▼▼▼

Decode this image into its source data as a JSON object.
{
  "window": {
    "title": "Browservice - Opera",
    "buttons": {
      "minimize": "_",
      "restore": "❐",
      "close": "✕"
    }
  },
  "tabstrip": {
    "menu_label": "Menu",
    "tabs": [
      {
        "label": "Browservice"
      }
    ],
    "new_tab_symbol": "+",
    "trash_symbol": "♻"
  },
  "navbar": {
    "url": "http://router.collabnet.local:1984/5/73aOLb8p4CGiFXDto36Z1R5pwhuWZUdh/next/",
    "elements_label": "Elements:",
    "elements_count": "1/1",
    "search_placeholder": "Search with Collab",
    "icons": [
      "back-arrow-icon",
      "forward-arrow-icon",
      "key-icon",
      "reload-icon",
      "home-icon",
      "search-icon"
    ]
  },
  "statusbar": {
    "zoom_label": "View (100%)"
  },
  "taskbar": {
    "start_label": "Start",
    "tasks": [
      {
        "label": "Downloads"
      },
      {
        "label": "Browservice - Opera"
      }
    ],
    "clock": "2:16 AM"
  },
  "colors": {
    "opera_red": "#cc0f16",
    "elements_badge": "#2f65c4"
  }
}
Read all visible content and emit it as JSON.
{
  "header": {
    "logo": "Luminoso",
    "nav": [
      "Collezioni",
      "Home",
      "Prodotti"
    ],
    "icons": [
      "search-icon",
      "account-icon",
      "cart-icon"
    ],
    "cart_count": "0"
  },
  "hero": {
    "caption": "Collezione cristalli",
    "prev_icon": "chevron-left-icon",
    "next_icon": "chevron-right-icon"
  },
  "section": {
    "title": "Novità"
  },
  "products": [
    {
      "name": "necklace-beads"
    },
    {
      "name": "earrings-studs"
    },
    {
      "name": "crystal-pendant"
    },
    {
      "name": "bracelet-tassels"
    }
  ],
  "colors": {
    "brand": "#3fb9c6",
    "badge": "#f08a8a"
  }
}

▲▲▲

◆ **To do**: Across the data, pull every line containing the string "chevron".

◆ **Exercise result**:
    "prev_icon": "chevron-left-icon",
    "next_icon": "chevron-right-icon"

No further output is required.